Europe's £455bn grocery market is poised for a period of frenetic takeover activity in the next five years as supermarket operators such as Sainsbury and Tesco expand beyond the increasingly saturated British market with further deals on the Continent and in the US.
Stricter planning regulations on out-of-town shopping developments, combined with pressure on prices in the UK and increasing competition from discount groups such as Aldi and Netto, mean supermarket groups could find themselves embroiled in a bidding war for Europe's most marketable assets.
A contributory factor is the succession problems faced by many family- owned grocery groups on the Continent, which could force some to sell. "Once one decides to sell, the others will be forced to look at their strategies. It could be like a dam bursting," said Fredddie George, of Paribas Capital Markets, who has just completed a report on the expected battle of the wire baskets.
The Euro-bid battle is likely to be exacerbated by more stringent conditions on new stores in Continental Europe, which means the big players will have to expand by acquisition rather than with new stores.

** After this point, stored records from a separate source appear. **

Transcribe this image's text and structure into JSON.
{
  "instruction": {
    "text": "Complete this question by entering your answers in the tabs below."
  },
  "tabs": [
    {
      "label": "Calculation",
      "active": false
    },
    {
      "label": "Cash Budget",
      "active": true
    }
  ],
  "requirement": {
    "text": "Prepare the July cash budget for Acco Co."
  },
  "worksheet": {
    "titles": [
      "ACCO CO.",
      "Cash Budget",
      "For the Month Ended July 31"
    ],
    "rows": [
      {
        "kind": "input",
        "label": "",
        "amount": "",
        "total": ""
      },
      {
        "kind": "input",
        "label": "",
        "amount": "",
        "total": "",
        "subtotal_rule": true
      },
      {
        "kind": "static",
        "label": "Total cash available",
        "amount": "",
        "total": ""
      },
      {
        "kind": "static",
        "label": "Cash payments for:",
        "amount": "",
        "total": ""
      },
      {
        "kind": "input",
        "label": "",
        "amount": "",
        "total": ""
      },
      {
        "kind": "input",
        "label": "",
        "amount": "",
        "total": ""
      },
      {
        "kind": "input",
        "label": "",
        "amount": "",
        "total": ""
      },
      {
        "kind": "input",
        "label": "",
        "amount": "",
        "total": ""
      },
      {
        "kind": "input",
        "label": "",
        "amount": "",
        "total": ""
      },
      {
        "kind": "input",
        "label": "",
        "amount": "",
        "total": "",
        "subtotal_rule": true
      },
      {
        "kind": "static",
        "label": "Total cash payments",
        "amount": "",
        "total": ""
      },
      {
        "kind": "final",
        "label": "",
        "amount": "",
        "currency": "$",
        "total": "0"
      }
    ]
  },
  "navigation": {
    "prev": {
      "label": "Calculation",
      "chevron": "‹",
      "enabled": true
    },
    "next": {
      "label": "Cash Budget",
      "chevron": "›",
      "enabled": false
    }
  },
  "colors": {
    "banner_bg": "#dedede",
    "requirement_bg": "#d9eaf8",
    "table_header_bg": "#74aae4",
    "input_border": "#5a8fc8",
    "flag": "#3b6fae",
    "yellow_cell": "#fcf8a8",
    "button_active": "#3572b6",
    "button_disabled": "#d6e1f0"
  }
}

In France, the restrictions on out-of-town stores are tighter than new proposals here. In Spain and Portugal, the local authorities are limiting opening hours and Sunday trading in an attempt to protect town centres. Belgium, which already has strict rules on new stores, is making them fiercer still. So who are the predators and who the prey?
In Britain, Iceland is viewed as a potential target due to its weak share price. On the Continent, the French groups Casino and Docks de France could be vulnerable, as could Delhaize and GIB of Belgium.
Mr George said British supermarket groups were the most likely predators, with Sainsbury, Tesco and even the bid target Argyll top of the Paribas list.
The key to the takeover binge is the cash piles being amassed by UK supermarket groups as store opening programmes are cut. Tony MacNeary, food retail analyst at NatWest Markets, said that by the end of 1997 Sainsbury would have amassed £2.1bn of surplus cash and Tesco would have a cash mountain of £1.8bn, followed by Argyll and Asda with nearly £1bn each. "This money will be spent on large acquisitions, not on high dividend payments," Mr MacNeary said
Mr George said improved management systems, the trend towards more international tastes and the growth of own-label products were already encouraging the UK superstore groups to diversify.
Sainsbury has acquired 15 per cent of Giant Foods of the US and this year spent £290m on the takeover of Texas Homecare to strengthen its DIY division. Tesco has acquired William Low and is having success with Catteau, its first French foray.
The question is where the predators swoop first. According to Mr George at Paribas, Sainsbury is likely to buy the rest of Giant Foods for about $1.4bn in the next couple of years. Docks de France, with which Sainsbury's has links, could provide a good entree to the French market. Tesco has said it would like a further acquisition in France to add to Catteau.
Argyll's position is more complex. Although it is viewed as a bid target by many, Mr George said corporate raiders would risk significant earnings dilution and reap little in the way of synergy gains.Reuse content